Task: Please copy the data below exactly; none of the pictures in it belong in the copy.

### Supplied data

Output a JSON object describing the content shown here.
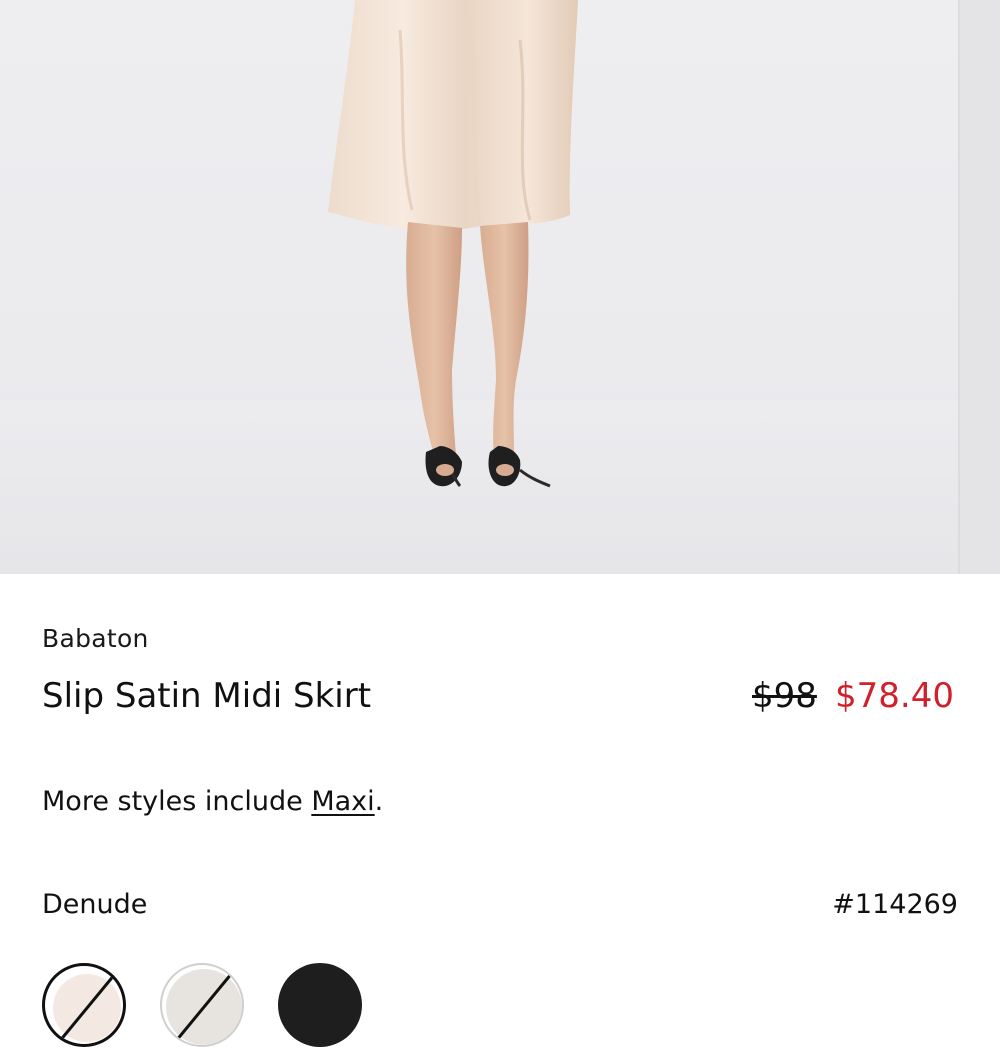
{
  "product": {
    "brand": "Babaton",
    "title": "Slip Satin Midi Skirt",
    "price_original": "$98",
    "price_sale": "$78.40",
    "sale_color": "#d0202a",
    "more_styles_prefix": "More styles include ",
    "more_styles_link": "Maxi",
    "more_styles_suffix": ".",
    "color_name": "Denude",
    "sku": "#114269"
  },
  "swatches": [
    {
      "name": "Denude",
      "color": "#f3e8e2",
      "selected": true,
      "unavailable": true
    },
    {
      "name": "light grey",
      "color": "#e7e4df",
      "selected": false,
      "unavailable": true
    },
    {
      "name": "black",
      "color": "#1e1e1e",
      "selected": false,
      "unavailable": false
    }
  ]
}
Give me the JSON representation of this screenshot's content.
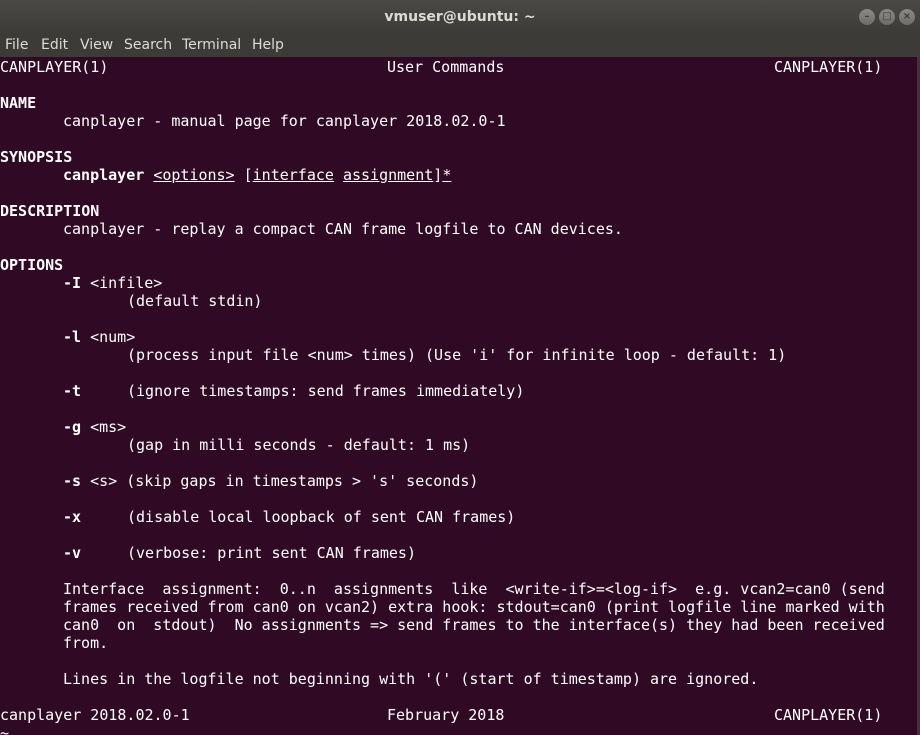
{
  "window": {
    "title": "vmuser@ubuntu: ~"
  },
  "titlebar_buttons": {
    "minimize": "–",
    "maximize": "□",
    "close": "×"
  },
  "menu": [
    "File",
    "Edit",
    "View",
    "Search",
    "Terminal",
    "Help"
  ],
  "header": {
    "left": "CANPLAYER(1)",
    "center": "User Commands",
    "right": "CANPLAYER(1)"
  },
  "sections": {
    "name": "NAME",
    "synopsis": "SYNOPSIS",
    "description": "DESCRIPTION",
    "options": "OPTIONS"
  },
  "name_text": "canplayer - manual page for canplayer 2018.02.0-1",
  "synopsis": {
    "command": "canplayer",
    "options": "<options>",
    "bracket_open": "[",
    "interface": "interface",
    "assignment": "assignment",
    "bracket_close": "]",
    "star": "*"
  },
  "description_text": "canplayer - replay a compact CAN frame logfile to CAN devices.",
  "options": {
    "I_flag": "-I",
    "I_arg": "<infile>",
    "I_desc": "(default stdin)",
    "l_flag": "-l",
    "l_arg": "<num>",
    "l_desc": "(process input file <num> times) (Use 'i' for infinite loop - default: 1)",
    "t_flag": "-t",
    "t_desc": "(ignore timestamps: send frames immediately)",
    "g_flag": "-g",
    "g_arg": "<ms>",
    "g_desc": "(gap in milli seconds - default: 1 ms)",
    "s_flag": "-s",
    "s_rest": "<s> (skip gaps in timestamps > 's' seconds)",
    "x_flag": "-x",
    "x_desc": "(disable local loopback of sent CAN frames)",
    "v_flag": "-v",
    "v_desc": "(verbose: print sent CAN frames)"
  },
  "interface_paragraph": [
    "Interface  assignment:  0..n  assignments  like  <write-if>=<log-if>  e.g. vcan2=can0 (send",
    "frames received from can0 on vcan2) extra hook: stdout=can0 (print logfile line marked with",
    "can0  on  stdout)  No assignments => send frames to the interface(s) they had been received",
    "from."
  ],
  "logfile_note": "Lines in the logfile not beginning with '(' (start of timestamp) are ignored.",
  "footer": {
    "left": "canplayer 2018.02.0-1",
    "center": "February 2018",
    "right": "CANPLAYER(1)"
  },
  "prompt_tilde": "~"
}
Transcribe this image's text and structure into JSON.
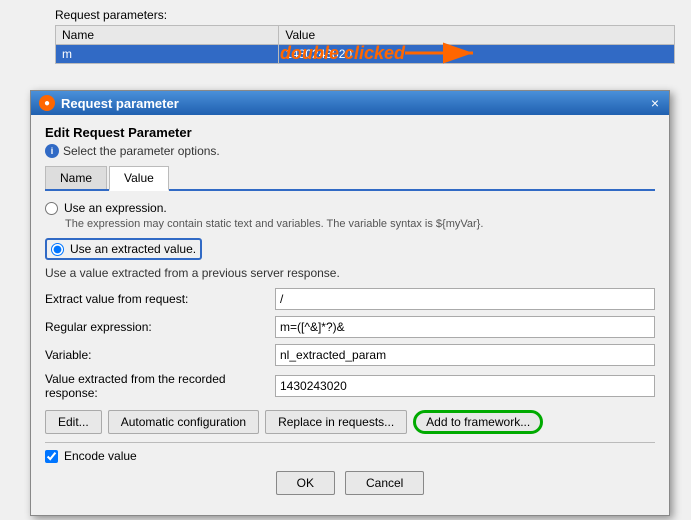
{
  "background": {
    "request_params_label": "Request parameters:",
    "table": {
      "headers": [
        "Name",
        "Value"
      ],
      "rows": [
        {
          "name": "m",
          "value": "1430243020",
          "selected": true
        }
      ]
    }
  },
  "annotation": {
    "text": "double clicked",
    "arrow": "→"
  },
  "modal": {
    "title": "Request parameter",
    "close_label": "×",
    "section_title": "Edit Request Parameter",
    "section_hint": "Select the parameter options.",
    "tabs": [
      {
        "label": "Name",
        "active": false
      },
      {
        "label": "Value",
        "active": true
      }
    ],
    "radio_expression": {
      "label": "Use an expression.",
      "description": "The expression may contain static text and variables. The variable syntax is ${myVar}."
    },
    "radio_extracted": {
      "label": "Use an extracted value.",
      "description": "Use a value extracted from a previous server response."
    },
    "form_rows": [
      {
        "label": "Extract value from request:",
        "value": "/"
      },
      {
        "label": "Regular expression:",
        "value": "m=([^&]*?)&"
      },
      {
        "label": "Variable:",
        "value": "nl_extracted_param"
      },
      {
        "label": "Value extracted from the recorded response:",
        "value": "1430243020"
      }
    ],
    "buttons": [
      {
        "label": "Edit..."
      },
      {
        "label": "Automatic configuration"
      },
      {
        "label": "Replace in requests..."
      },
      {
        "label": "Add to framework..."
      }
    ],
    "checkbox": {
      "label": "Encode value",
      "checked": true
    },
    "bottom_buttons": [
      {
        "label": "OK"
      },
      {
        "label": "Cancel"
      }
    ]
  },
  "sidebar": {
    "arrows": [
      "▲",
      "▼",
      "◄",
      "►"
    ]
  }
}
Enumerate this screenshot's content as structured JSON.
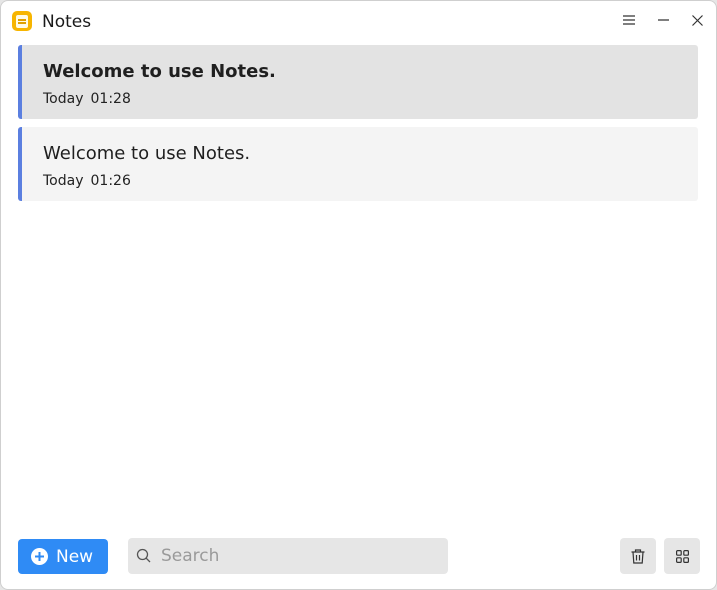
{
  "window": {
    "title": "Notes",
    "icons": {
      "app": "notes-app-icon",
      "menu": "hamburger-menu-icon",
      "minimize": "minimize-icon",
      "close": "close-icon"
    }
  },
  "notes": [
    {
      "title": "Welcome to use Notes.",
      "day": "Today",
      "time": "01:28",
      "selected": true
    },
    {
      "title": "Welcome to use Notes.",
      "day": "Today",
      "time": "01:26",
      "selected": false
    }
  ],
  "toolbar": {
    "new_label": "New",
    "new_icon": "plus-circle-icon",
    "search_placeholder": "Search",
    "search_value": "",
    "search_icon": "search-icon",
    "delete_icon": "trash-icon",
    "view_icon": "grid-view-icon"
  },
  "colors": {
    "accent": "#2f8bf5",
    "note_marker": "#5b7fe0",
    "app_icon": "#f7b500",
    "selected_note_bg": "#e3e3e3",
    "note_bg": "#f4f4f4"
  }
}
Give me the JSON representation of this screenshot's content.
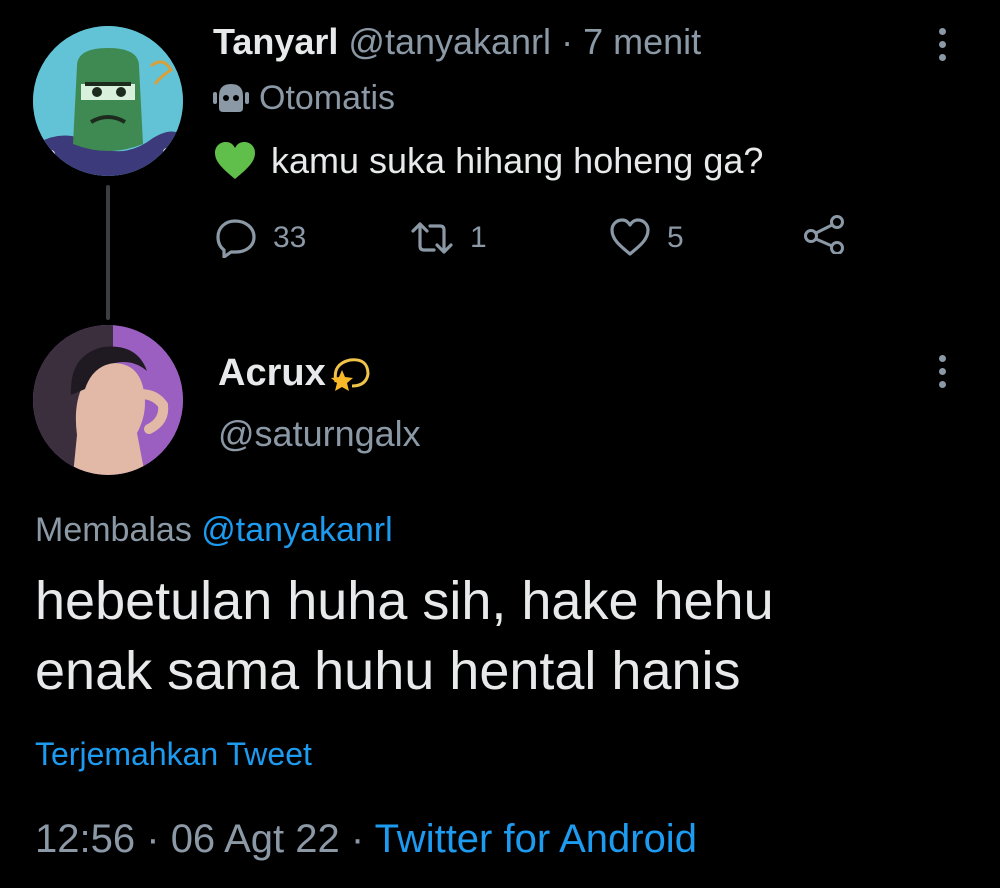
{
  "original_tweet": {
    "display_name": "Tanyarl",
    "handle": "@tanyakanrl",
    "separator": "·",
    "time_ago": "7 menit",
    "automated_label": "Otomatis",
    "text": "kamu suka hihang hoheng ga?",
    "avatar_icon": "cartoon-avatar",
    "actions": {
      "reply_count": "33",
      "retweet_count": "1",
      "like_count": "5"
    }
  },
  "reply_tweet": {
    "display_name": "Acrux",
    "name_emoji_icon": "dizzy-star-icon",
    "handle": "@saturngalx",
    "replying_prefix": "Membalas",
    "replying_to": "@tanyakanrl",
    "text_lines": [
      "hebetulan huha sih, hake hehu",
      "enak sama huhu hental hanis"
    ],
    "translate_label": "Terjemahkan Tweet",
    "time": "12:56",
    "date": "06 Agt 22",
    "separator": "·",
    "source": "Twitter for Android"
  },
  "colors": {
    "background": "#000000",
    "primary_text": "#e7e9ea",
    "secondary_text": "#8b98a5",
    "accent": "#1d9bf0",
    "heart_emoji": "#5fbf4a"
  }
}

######

Answer to the exercise:
Output a JSON object describing the content shown here.
{
  "product": {
    "brand": "Babaton",
    "title": "Slip Satin Midi Skirt",
    "price_original": "$98",
    "price_sale": "$78.40",
    "sale_color": "#d0202a",
    "more_styles_prefix": "More styles include ",
    "more_styles_link": "Maxi",
    "more_styles_suffix": ".",
    "color_name": "Denude",
    "sku": "#114269"
  },
  "swatches": [
    {
      "name": "Denude",
      "color": "#f3e8e2",
      "selected": true,
      "unavailable": true
    },
    {
      "name": "light grey",
      "color": "#e7e4df",
      "selected": false,
      "unavailable": true
    },
    {
      "name": "black",
      "color": "#1e1e1e",
      "selected": false,
      "unavailable": false
    }
  ]
}
Give me the JSON representation of this screenshot's content.
{
  "window": {
    "title": "vmuser@ubuntu: ~"
  },
  "titlebar_buttons": {
    "minimize": "–",
    "maximize": "□",
    "close": "×"
  },
  "menu": [
    "File",
    "Edit",
    "View",
    "Search",
    "Terminal",
    "Help"
  ],
  "header": {
    "left": "CANPLAYER(1)",
    "center": "User Commands",
    "right": "CANPLAYER(1)"
  },
  "sections": {
    "name": "NAME",
    "synopsis": "SYNOPSIS",
    "description": "DESCRIPTION",
    "options": "OPTIONS"
  },
  "name_text": "canplayer - manual page for canplayer 2018.02.0-1",
  "synopsis": {
    "command": "canplayer",
    "options": "<options>",
    "bracket_open": "[",
    "interface": "interface",
    "assignment": "assignment",
    "bracket_close": "]",
    "star": "*"
  },
  "description_text": "canplayer - replay a compact CAN frame logfile to CAN devices.",
  "options": {
    "I_flag": "-I",
    "I_arg": "<infile>",
    "I_desc": "(default stdin)",
    "l_flag": "-l",
    "l_arg": "<num>",
    "l_desc": "(process input file <num> times) (Use 'i' for infinite loop - default: 1)",
    "t_flag": "-t",
    "t_desc": "(ignore timestamps: send frames immediately)",
    "g_flag": "-g",
    "g_arg": "<ms>",
    "g_desc": "(gap in milli seconds - default: 1 ms)",
    "s_flag": "-s",
    "s_rest": "<s> (skip gaps in timestamps > 's' seconds)",
    "x_flag": "-x",
    "x_desc": "(disable local loopback of sent CAN frames)",
    "v_flag": "-v",
    "v_desc": "(verbose: print sent CAN frames)"
  },
  "interface_paragraph": [
    "Interface  assignment:  0..n  assignments  like  <write-if>=<log-if>  e.g. vcan2=can0 (send",
    "frames received from can0 on vcan2) extra hook: stdout=can0 (print logfile line marked with",
    "can0  on  stdout)  No assignments => send frames to the interface(s) they had been received",
    "from."
  ],
  "logfile_note": "Lines in the logfile not beginning with '(' (start of timestamp) are ignored.",
  "footer": {
    "left": "canplayer 2018.02.0-1",
    "center": "February 2018",
    "right": "CANPLAYER(1)"
  },
  "prompt_tilde": "~"
}
Transcribe this image's text and structure into JSON.
{
  "background": {
    "request_params_label": "Request parameters:",
    "table": {
      "headers": [
        "Name",
        "Value"
      ],
      "rows": [
        {
          "name": "m",
          "value": "1430243020",
          "selected": true
        }
      ]
    }
  },
  "annotation": {
    "text": "double clicked",
    "arrow": "→"
  },
  "modal": {
    "title": "Request parameter",
    "close_label": "×",
    "section_title": "Edit Request Parameter",
    "section_hint": "Select the parameter options.",
    "tabs": [
      {
        "label": "Name",
        "active": false
      },
      {
        "label": "Value",
        "active": true
      }
    ],
    "radio_expression": {
      "label": "Use an expression.",
      "description": "The expression may contain static text and variables. The variable syntax is ${myVar}."
    },
    "radio_extracted": {
      "label": "Use an extracted value.",
      "description": "Use a value extracted from a previous server response."
    },
    "form_rows": [
      {
        "label": "Extract value from request:",
        "value": "/"
      },
      {
        "label": "Regular expression:",
        "value": "m=([^&]*?)&"
      },
      {
        "label": "Variable:",
        "value": "nl_extracted_param"
      },
      {
        "label": "Value extracted from the recorded response:",
        "value": "1430243020"
      }
    ],
    "buttons": [
      {
        "label": "Edit..."
      },
      {
        "label": "Automatic configuration"
      },
      {
        "label": "Replace in requests..."
      },
      {
        "label": "Add to framework..."
      }
    ],
    "checkbox": {
      "label": "Encode value",
      "checked": true
    },
    "bottom_buttons": [
      {
        "label": "OK"
      },
      {
        "label": "Cancel"
      }
    ]
  },
  "sidebar": {
    "arrows": [
      "▲",
      "▼",
      "◄",
      "►"
    ]
  }
}
Enumerate this screenshot's content as structured JSON.
{
  "window": {
    "title": "Notes",
    "icons": {
      "app": "notes-app-icon",
      "menu": "hamburger-menu-icon",
      "minimize": "minimize-icon",
      "close": "close-icon"
    }
  },
  "notes": [
    {
      "title": "Welcome to use Notes.",
      "day": "Today",
      "time": "01:28",
      "selected": true
    },
    {
      "title": "Welcome to use Notes.",
      "day": "Today",
      "time": "01:26",
      "selected": false
    }
  ],
  "toolbar": {
    "new_label": "New",
    "new_icon": "plus-circle-icon",
    "search_placeholder": "Search",
    "search_value": "",
    "search_icon": "search-icon",
    "delete_icon": "trash-icon",
    "view_icon": "grid-view-icon"
  },
  "colors": {
    "accent": "#2f8bf5",
    "note_marker": "#5b7fe0",
    "app_icon": "#f7b500",
    "selected_note_bg": "#e3e3e3",
    "note_bg": "#f4f4f4"
  }
}
Give me the JSON representation of this screenshot's content.
{
  "original_tweet": {
    "display_name": "Tanyarl",
    "handle": "@tanyakanrl",
    "separator": "·",
    "time_ago": "7 menit",
    "automated_label": "Otomatis",
    "text": "kamu suka hihang hoheng ga?",
    "avatar_icon": "cartoon-avatar",
    "actions": {
      "reply_count": "33",
      "retweet_count": "1",
      "like_count": "5"
    }
  },
  "reply_tweet": {
    "display_name": "Acrux",
    "name_emoji_icon": "dizzy-star-icon",
    "handle": "@saturngalx",
    "replying_prefix": "Membalas",
    "replying_to": "@tanyakanrl",
    "text_lines": [
      "hebetulan huha sih, hake hehu",
      "enak sama huhu hental hanis"
    ],
    "translate_label": "Terjemahkan Tweet",
    "time": "12:56",
    "date": "06 Agt 22",
    "separator": "·",
    "source": "Twitter for Android"
  },
  "colors": {
    "background": "#000000",
    "primary_text": "#e7e9ea",
    "secondary_text": "#8b98a5",
    "accent": "#1d9bf0",
    "heart_emoji": "#5fbf4a"
  }
}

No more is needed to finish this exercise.